In order to be eligible to live in one of UCP’s Community Living Arrangements, an individual must have a primary diagnosis of intellectual disability and be registered for services with Philadelphia County’s Office of Developmental Programs. In order to register, an Intake appointment can be scheduled by calling 215-685-4677. Following Intake, the individual or family can select from four Support Coordinator Organizations (SCOs), also known as Entities, to coordinate services. If a particular SCO is not selected, however, the Philadelphia Office of Developmental Programs will assign the responsibility for service coordination to one of the SCOs.
SCO Contact: How do I identify and contact my Support Coordinator Organization (SCO)?
There are several SCOs: Consortium, Partnership, PersonLink, Epic and Quality Progressions. Here is their contact information. Calling is the best way to find out which one is yours.
Who has oversight of the Community Living Arrangement program?
UCP homes are licensed by the Department of Public Welfare (DPW) and have City of Philadelphia Office of Developmental Programs oversight. Quality Enhancement Support Team (QEST) and Visions for Equality are two organizations contracted by the Office of Developmental Programs to provide annual monitoring of services.
Are there any costs involved?
Room and board at a CLA is 72% of an individual’s disability or Social Security income. An individual living in a CLA pays for room and board expenses. Personal spending, medical costs, cable TV, a private phone line, clothing, vacations, community activities, and burial reserve account deposits are budgeted out of the remainder of a resident’s income.
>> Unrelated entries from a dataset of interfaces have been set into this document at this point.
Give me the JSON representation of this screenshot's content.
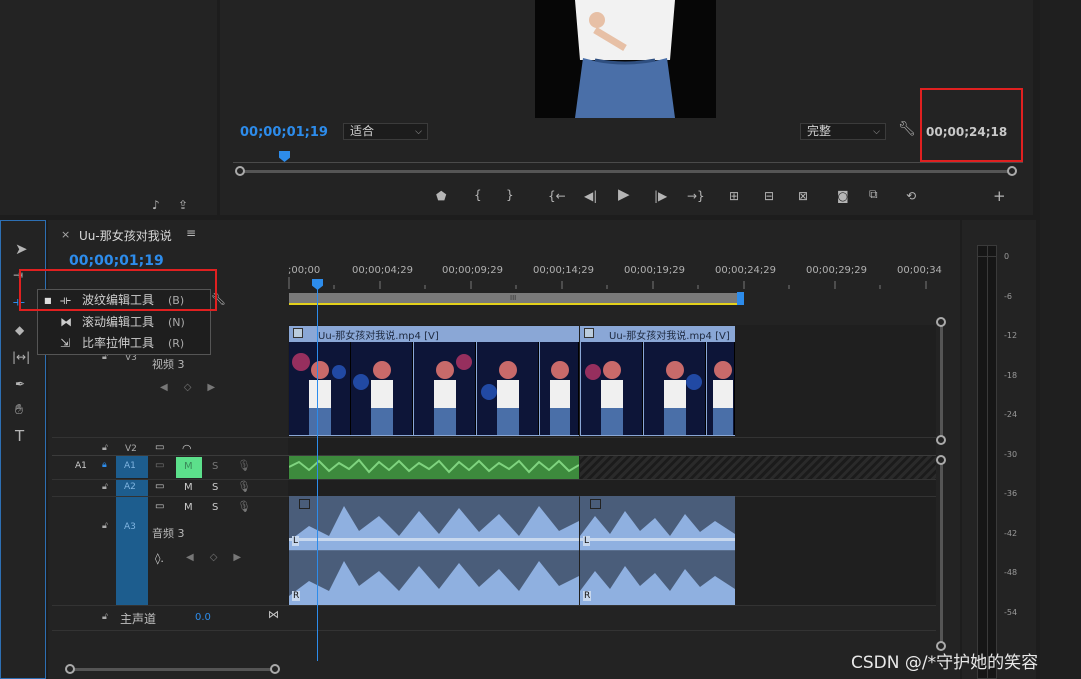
{
  "program_monitor": {
    "timecode_current": "00;00;01;19",
    "fit_select": "适合",
    "quality_select": "完整",
    "timecode_duration": "00;00;24;18"
  },
  "sequence": {
    "tab_close": "×",
    "tab_name": "Uu-那女孩对我说",
    "tab_menu": "≡",
    "timecode": "00;00;01;19",
    "ruler_labels": [
      ";00;00",
      "00;00;04;29",
      "00;00;09;29",
      "00;00;14;29",
      "00;00;19;29",
      "00;00;24;29",
      "00;00;29;29",
      "00;00;34"
    ]
  },
  "tool_menu": {
    "items": [
      {
        "label": "波纹编辑工具",
        "shortcut": "(B)",
        "selected": true
      },
      {
        "label": "滚动编辑工具",
        "shortcut": "(N)",
        "selected": false
      },
      {
        "label": "比率拉伸工具",
        "shortcut": "(R)",
        "selected": false
      }
    ]
  },
  "tracks": {
    "v3_label": "V3",
    "v3_name": "视频 3",
    "v2_label": "V2",
    "a1_source": "A1",
    "a1_label": "A1",
    "a2_label": "A2",
    "a3_label": "A3",
    "a3_name": "音频 3",
    "m": "M",
    "s": "S",
    "master_name": "主声道",
    "master_value": "0.0"
  },
  "clips": {
    "video1_name": "Uu-那女孩对我说.mp4 [V]",
    "video2_name": "Uu-那女孩对我说.mp4 [V]",
    "audio_l": "L",
    "audio_r": "R",
    "work_area_marker": "III"
  },
  "meter": {
    "labels": [
      "0",
      "-6",
      "-12",
      "-18",
      "-24",
      "-30",
      "-36",
      "-42",
      "-48",
      "-54"
    ]
  },
  "watermark": "CSDN @/*守护她的笑容",
  "colors": {
    "accent_blue": "#2d8ceb",
    "clip_video": "#8aa7d6",
    "clip_audio": "#7f9fd2",
    "clip_green": "#3d8a3d",
    "highlight_red": "#e02020",
    "mute_green": "#5ce08b"
  }
}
How is Social Security or disability income managed?
For the majority of individuals, the Residential Director assumes Representative Payee responsibility. Individuals who are able to handle their own finances can become their own payee. Occasionally, a person’s family becomes the Representative Payee. In these situations, a family member is responsible for paying a resident’s room and board each month and allocates funds for monthly bills and spending, including community activities, clothing, burial reserve account deposits, and vacations. Please note that the total benefit funds received for an individual each year would need to equal the amount dispersed.
Volunteering: Does your department have volunteers?
The Residential Services department does not use volunteers. However, there are other volunteer options throughout UCP. If you are interested, complete the volunteer form.